1. Start with the light switch. The most obvious, most effective and most economical way to reduce light pollution is to start turning lights off. Even outside lights at night can be turned off when you go to bed: there’s little evidence to support the notion that exterior lighting reduces crime.
2. If you must keep outside lights on, consider replacing bright ones with a low-glare variety, or installing motion sensors on lights. Lighting on demand trumps a manual switch and will pay for itself in savings on electricity bills.
3. Limit device use at night. Virtually impossible? No, for your health’s sake, switch off that smartphone. The consensus is that the blue light that LED screens emit can slow or even halt the production of melatonin (which is why you’re not sleeping well after late-night computer use). You could adjust device settings to dull the brightness, but your eyes, your mind, and your partner will all benefit from a break. Read a book. Write a handwritten note. Have a real-life conversation over a candlelit dinner, a perfect precursor to a good night’s sleep.

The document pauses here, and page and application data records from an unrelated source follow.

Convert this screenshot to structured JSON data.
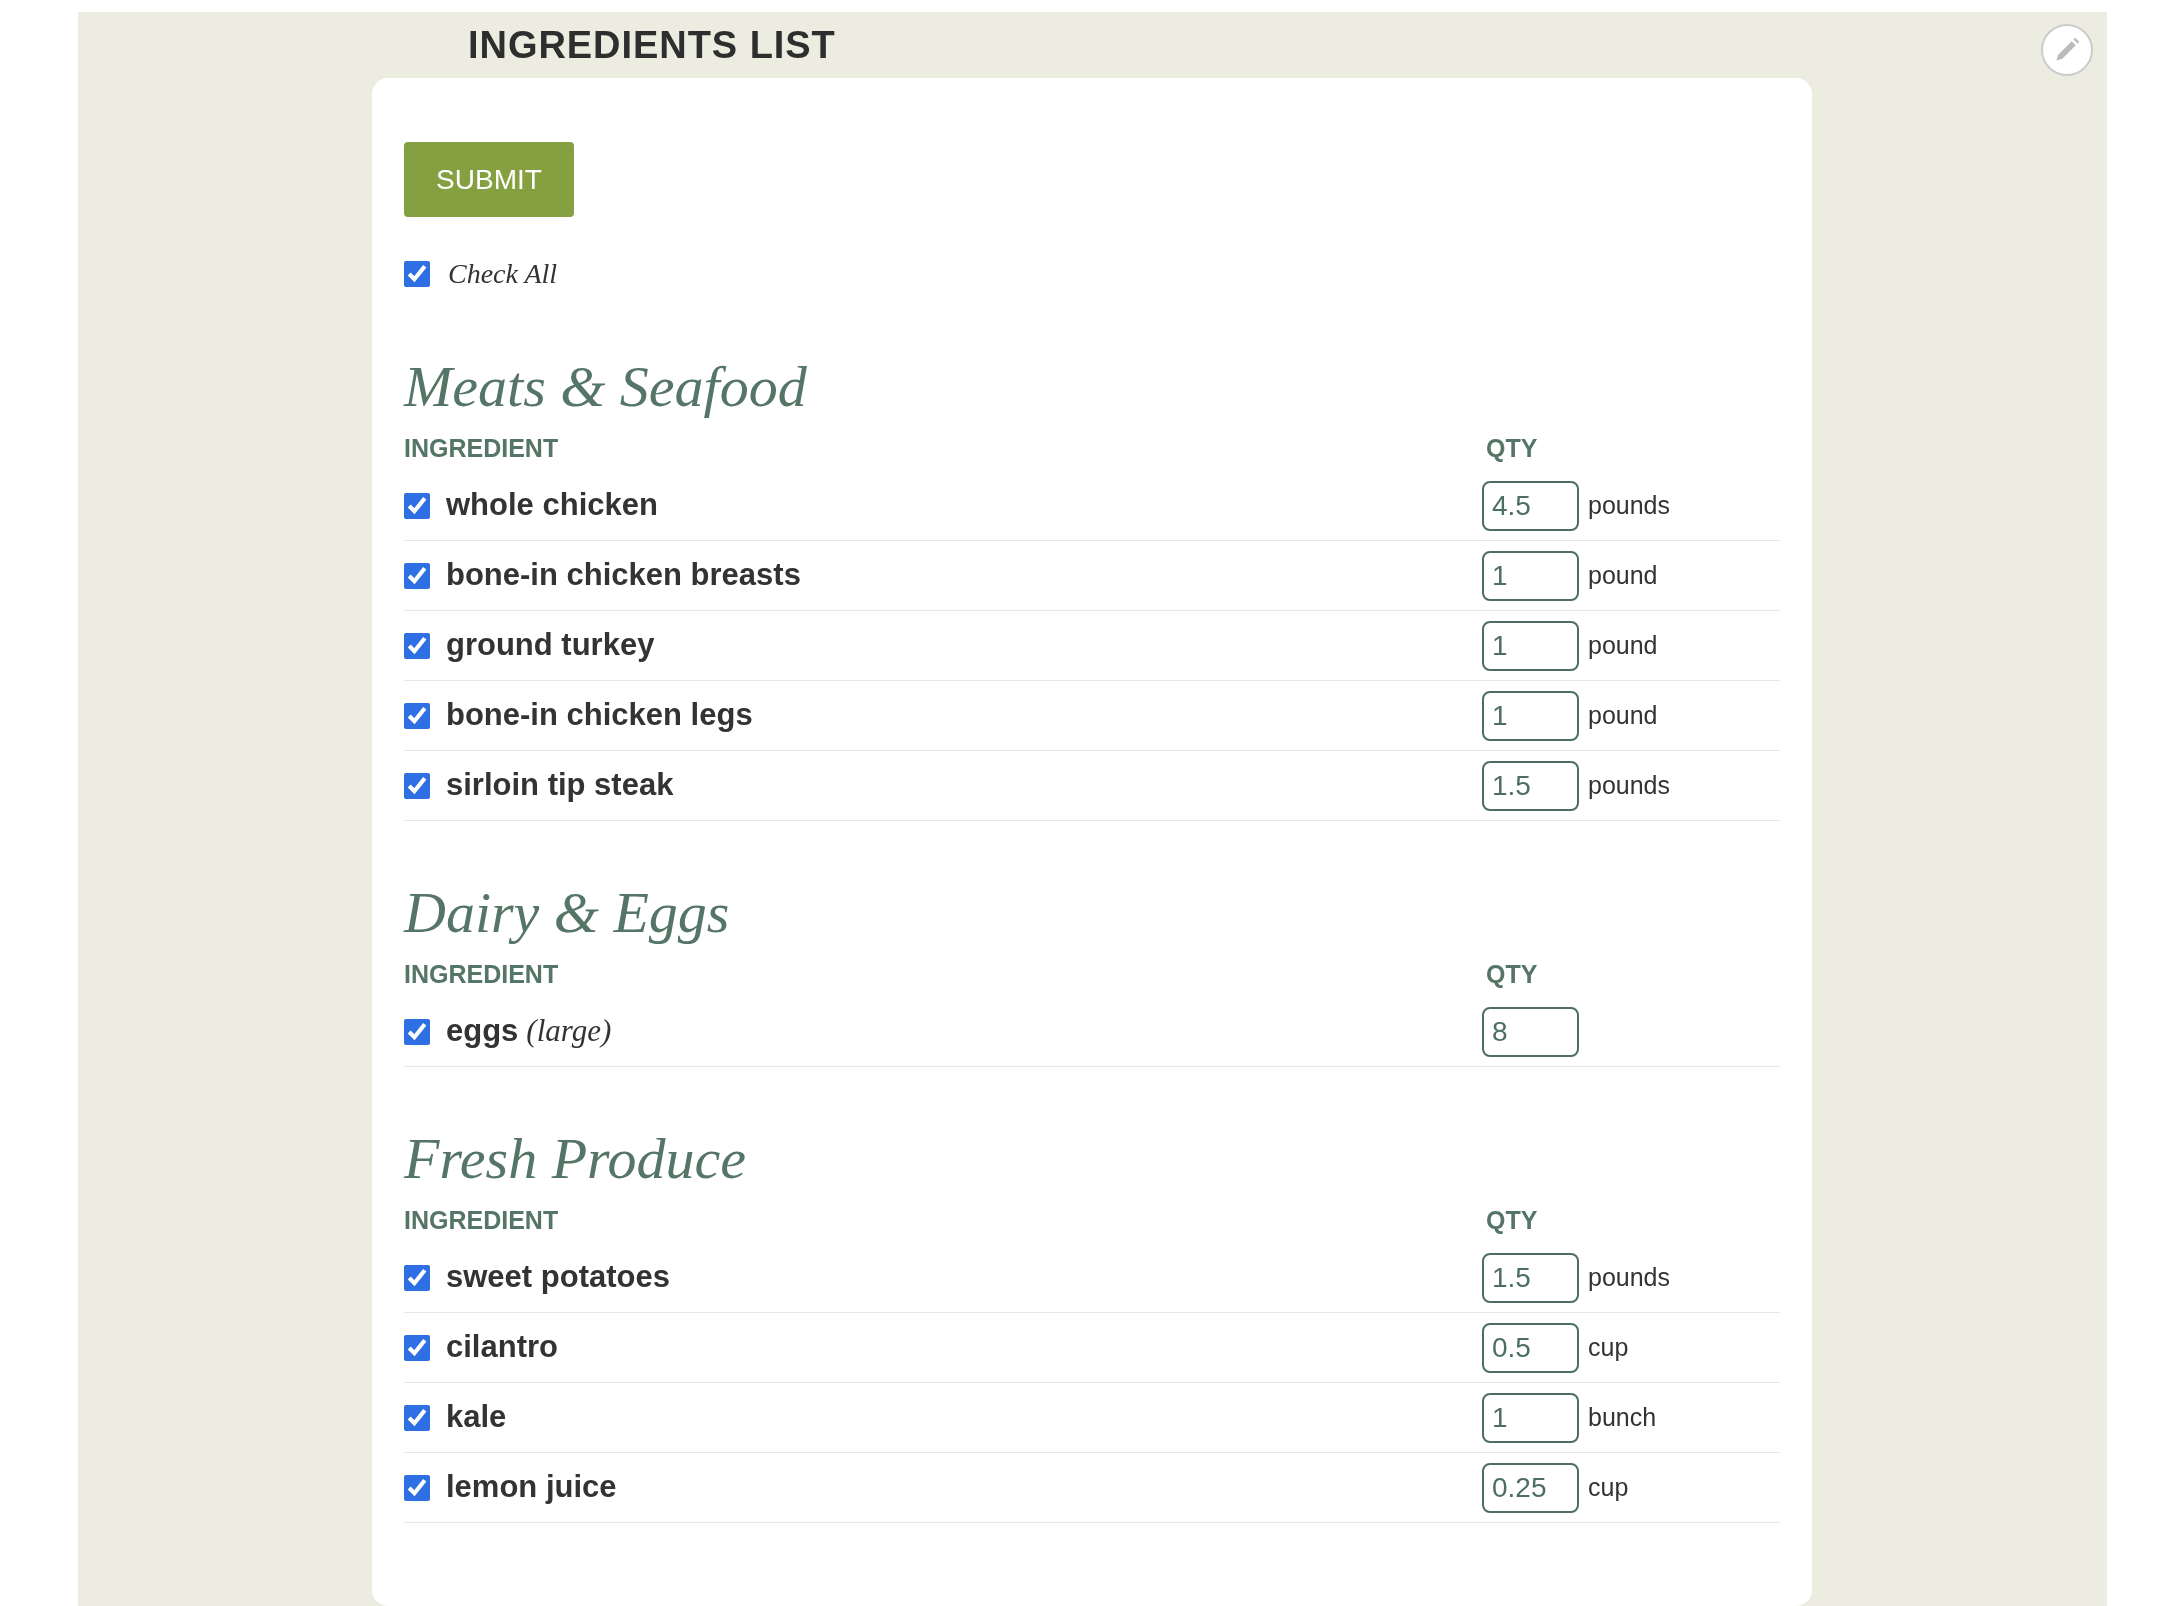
{
  "title": "INGREDIENTS LIST",
  "submit": "SUBMIT",
  "check_all": {
    "label": "Check All",
    "checked": true
  },
  "sections": [
    {
      "title": "Meats & Seafood",
      "columns": [
        "INGREDIENT",
        "QTY"
      ],
      "items": [
        {
          "name": "whole chicken",
          "qty": "4.5",
          "unit": "pounds",
          "checked": true
        },
        {
          "name": "bone-in chicken breasts",
          "qty": "1",
          "unit": "pound",
          "checked": true
        },
        {
          "name": "ground turkey",
          "qty": "1",
          "unit": "pound",
          "checked": true
        },
        {
          "name": "bone-in chicken legs",
          "qty": "1",
          "unit": "pound",
          "checked": true
        },
        {
          "name": "sirloin tip steak",
          "qty": "1.5",
          "unit": "pounds",
          "checked": true
        }
      ]
    },
    {
      "title": "Dairy & Eggs",
      "columns": [
        "INGREDIENT",
        "QTY"
      ],
      "items": [
        {
          "name": "eggs",
          "note": "(large)",
          "qty": "8",
          "checked": true
        }
      ]
    },
    {
      "title": "Fresh Produce",
      "columns": [
        "INGREDIENT",
        "QTY"
      ],
      "items": [
        {
          "name": "sweet potatoes",
          "qty": "1.5",
          "unit": "pounds",
          "checked": true
        },
        {
          "name": "cilantro",
          "qty": "0.5",
          "unit": "cup",
          "checked": true
        },
        {
          "name": "kale",
          "qty": "1",
          "unit": "bunch",
          "checked": true
        },
        {
          "name": "lemon juice",
          "qty": "0.25",
          "unit": "cup",
          "checked": true
        }
      ]
    }
  ]
}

4. The simple act of shielding our lights – or directing light towards its intended target – is one way to control light pollution. Pun agrees. “If we can … use better design to direct the lighting at a better angle and use the right amount of light, we can reduce a lot of light pollution,” he says. Think anglepoise lamps and elegant light shades, and install heavy curtains or blinds to stop street lights bleeding in – called ‘light trespass’.
5. Campaign locally for kinder night lights. To promote dark sky preservation, Pun’s team at the university is running a “Be a responsible stargazer – Enjoy the meteor shower” campaign, aimed at creating an awareness of light pollution while simultaneously promoting light-pollution reduction and encouraging the healthy habit of stargazing.
People can post photos showing lighting fixtures which cause, or reduce, light pollution (with location) to Facebook with the hashtag “#ResponsibleStargazer. The organisers will select the best posts and showcase them during the Hong Kong Science Festival at the Hong Kong Science Museum in March. Details of the campaign can be found at http://nightsky.physics.hku.hk/KE/201718
Now, enjoy the darkness. Don’t be scared of it. Rarely is the night completely black: there is moonlight, stars offer pinpricks of light and ... oh wait ... is that the Milky Way?